The Great Migration follows a clockwise round route between the Serengeti and the Masai Mara every year. From late July through October, herds of wildebeest and zebra may be found in Kenya’s Masai Mara. They spread across the border into the Serengeti’s northern savanna (Lamai Triangle area). The northern Serengeti is a great place to watch the migration since it has fewer tourists than the Masai Mara; however, it is crucial to know that the northern Serengeti is only accessible by light aircraft.
Throughout September and October, the herds migrate between Kenya and Tanzania, returning to the Serengeti in November. From January through March, the herds give birth in the Serengeti’s Ndutu and southern areas. Following calving, they gradually begin to migrate northward for the famed river crossings in July and August, completing their yearly cycle, which they will repeat.
Kenya, unlike Tanzania, has private wildlife conservancies. The distinction between a national park/game reserve and a private wildlife conservancy is that the latter is made up of portions of the property leased from landowners to form a larger conservancy for the aim of wildlife conservation and improved lifestyles. The private wildlife conservancies encircling the Masai Mara National Reserve, for example, are land leased from the native Maasai for tourists.
Conservancies enhance national parks and game reserves by enabling neighboring local communities to recognize and take responsibility for conservation efforts while also benefiting personally from animal management. With 65% of Kenya’s wildlife residing on community and private properties, conservancies provide linked landscapes that complement national parks and reserves, while also allowing people to benefit from wildlife management and, as a result, be at the forefront of conservation efforts.
Reasons to go on safari in Kenya: In general, Kenya is less expensive than Tanzania, owing mostly to Tanzania’s higher park fees and government levies.
Kenya is home to several communal, cooperative, and private wildlife conservancies. For example, 15 conservancies in the Maasai Mara preserve nearly 450,000 acres of crucial habitat for the epic Serengeti-Mara wildebeest migration.
Nairobi International Airport serves as the East African gateway, making it easy to fly into and out of Kenya. Most visitors must fly from Nairobi to Kilimanjaro Airport in Tanzania.
Nairobi, as a metropolis, has more to offer than Arusha.
Kenya is an excellent location for viewing the Southern White Rhino, Northern White Rhino, and Black Rhino.
Reasons to go on safari in Tanzania
Tanzania has seven UNESCO World Heritage sites, including the Serengeti National Park and the Ngorongoro Conservation Area.
A road-based safari of the Northern Circuit (Serengeti, Ngorongoro, Lake Manyara, and Tarangire National Park) is easier to conduct than in Kenya, where the wildlife sites are more dispersed.

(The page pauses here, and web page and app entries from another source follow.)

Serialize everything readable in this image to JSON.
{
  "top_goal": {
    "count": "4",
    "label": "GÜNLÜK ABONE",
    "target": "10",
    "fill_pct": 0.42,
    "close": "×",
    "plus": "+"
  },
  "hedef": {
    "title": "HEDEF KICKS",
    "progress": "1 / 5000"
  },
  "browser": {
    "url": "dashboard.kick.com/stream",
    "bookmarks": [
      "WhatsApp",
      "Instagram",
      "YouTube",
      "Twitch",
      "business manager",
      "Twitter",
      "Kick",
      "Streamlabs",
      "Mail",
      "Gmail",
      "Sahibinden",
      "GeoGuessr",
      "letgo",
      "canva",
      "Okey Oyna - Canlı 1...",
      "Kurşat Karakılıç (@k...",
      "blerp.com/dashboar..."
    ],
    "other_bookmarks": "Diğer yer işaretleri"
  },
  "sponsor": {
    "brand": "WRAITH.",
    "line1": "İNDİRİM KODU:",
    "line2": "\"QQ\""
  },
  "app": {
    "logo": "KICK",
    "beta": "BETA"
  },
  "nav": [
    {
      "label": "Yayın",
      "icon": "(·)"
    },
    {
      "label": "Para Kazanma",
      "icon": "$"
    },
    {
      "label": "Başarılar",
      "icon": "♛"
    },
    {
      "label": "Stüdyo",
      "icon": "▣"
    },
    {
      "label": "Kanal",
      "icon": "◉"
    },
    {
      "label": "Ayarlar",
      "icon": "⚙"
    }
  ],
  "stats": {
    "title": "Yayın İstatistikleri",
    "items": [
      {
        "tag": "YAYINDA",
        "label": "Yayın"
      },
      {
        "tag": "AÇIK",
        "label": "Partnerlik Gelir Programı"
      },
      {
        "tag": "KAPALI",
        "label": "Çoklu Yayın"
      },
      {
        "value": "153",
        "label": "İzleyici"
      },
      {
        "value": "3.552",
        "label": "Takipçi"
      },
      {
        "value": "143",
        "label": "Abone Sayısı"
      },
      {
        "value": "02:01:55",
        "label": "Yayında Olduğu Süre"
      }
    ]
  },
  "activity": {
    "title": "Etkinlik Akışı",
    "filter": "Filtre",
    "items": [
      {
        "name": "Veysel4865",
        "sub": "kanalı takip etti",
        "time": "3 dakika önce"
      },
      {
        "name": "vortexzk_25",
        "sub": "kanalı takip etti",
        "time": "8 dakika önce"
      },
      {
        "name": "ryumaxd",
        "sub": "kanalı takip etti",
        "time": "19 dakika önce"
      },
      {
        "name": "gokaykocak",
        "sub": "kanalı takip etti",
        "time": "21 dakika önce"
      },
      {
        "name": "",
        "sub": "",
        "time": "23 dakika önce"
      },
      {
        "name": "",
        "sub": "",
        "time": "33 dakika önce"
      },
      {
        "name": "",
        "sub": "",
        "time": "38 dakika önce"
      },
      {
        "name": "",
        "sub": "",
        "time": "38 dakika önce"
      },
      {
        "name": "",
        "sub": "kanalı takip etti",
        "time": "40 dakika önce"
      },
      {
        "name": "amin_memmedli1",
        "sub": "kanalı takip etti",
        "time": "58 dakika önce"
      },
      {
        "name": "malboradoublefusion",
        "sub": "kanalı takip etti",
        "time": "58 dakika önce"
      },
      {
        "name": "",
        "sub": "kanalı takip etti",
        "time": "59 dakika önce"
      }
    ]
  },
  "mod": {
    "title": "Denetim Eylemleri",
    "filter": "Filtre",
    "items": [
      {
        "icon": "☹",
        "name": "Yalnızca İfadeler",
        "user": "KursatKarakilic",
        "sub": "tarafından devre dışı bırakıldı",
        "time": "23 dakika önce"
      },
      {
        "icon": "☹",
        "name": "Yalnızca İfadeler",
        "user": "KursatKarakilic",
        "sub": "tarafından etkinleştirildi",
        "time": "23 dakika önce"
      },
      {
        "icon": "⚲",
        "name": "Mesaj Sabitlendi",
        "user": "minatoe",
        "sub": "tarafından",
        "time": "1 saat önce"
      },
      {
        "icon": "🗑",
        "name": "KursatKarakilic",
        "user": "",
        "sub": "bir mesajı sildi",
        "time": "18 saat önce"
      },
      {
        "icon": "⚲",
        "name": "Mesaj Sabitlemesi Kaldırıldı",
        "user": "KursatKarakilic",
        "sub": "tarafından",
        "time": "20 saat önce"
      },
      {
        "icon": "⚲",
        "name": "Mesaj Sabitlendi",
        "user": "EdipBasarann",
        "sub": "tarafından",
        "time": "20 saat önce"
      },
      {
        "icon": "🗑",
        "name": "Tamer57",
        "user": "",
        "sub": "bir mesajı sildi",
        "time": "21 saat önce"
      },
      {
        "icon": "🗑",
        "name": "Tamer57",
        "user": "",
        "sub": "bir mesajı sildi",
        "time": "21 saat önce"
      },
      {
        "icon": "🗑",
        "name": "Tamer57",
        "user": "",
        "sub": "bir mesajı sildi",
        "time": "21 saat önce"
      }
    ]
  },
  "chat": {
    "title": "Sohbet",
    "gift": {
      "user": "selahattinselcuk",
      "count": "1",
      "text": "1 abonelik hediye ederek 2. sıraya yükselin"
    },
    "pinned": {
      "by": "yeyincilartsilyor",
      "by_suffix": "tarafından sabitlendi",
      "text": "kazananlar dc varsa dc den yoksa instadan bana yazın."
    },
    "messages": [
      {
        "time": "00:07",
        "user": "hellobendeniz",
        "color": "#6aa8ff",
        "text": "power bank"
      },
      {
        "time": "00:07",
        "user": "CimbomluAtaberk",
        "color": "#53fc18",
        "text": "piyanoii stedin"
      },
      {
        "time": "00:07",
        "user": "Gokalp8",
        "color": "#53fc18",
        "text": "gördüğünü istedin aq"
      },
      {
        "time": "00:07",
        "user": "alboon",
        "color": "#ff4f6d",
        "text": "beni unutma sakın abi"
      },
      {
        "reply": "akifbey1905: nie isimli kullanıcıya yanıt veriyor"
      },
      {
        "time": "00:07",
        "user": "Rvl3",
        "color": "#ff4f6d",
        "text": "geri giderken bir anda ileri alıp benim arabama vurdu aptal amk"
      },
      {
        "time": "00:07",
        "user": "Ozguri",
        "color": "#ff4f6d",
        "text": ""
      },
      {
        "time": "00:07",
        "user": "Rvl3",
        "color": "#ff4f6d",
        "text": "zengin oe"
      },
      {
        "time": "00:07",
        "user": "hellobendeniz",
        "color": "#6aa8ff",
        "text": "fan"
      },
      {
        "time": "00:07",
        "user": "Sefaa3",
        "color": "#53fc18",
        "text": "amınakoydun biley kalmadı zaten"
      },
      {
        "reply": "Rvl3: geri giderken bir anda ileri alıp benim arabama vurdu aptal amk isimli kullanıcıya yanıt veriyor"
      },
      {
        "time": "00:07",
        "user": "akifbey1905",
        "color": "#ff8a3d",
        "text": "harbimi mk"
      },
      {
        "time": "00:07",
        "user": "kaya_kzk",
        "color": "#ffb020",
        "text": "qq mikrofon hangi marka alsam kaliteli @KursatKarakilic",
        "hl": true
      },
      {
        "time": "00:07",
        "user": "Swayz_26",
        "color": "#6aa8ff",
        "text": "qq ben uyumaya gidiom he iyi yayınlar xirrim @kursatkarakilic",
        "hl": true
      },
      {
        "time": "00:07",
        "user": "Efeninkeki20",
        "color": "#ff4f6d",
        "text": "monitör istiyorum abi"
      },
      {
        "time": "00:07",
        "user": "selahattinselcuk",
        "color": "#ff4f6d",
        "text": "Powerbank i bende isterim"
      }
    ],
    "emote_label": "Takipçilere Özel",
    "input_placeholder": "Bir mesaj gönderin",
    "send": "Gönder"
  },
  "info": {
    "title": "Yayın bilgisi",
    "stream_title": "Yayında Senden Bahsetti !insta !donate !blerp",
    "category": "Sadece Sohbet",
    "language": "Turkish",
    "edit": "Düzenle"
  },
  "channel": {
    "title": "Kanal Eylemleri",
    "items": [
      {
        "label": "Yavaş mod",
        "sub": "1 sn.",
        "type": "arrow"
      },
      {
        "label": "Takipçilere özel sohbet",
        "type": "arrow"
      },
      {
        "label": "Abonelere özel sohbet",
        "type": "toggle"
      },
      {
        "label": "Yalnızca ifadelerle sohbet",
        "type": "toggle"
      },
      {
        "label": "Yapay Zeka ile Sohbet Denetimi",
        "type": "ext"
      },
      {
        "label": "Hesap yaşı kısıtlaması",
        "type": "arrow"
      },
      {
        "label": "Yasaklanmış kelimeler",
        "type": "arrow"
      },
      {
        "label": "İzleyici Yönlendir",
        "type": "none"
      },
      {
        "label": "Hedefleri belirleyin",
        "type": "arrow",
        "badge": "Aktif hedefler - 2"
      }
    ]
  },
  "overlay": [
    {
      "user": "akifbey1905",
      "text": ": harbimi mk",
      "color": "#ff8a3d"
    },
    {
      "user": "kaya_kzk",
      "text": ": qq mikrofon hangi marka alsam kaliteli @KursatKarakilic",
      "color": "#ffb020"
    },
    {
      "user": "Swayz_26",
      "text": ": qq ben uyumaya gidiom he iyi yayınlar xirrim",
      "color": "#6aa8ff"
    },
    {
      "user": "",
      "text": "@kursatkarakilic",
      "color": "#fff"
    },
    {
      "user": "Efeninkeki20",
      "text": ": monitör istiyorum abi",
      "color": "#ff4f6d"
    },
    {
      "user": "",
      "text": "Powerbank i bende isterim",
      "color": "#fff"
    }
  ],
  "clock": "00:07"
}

Mount Kilimanjaro, Africa’s tallest peak, is located in Tanzania.
Serengeti National Park, with 14,750 square kilometers, is far less populated than Masai Mara National Reserve, which is barely 1,500 square kilometers.
The commonalities between Kenya and Tanzania outnumber the contrasts between these two safari locations. While deciding whether to go on safari in Kenya or Tanzania, these three factors usually come into play:
The time you have available for your safari the time of year you want to travel your budget
Additionally, important considerations to remember…
If you want to avoid the annoying throng during high season, private wildlife conservancies in Kenya are a necessity.
Searching for less-traveled wildlife regions with amazing game viewing? And Southern and Western Tanzania triumph!
If you want to go walking, whether for a morning or afternoon walk or a multi-day trek, Kenya provides numerous possibilities.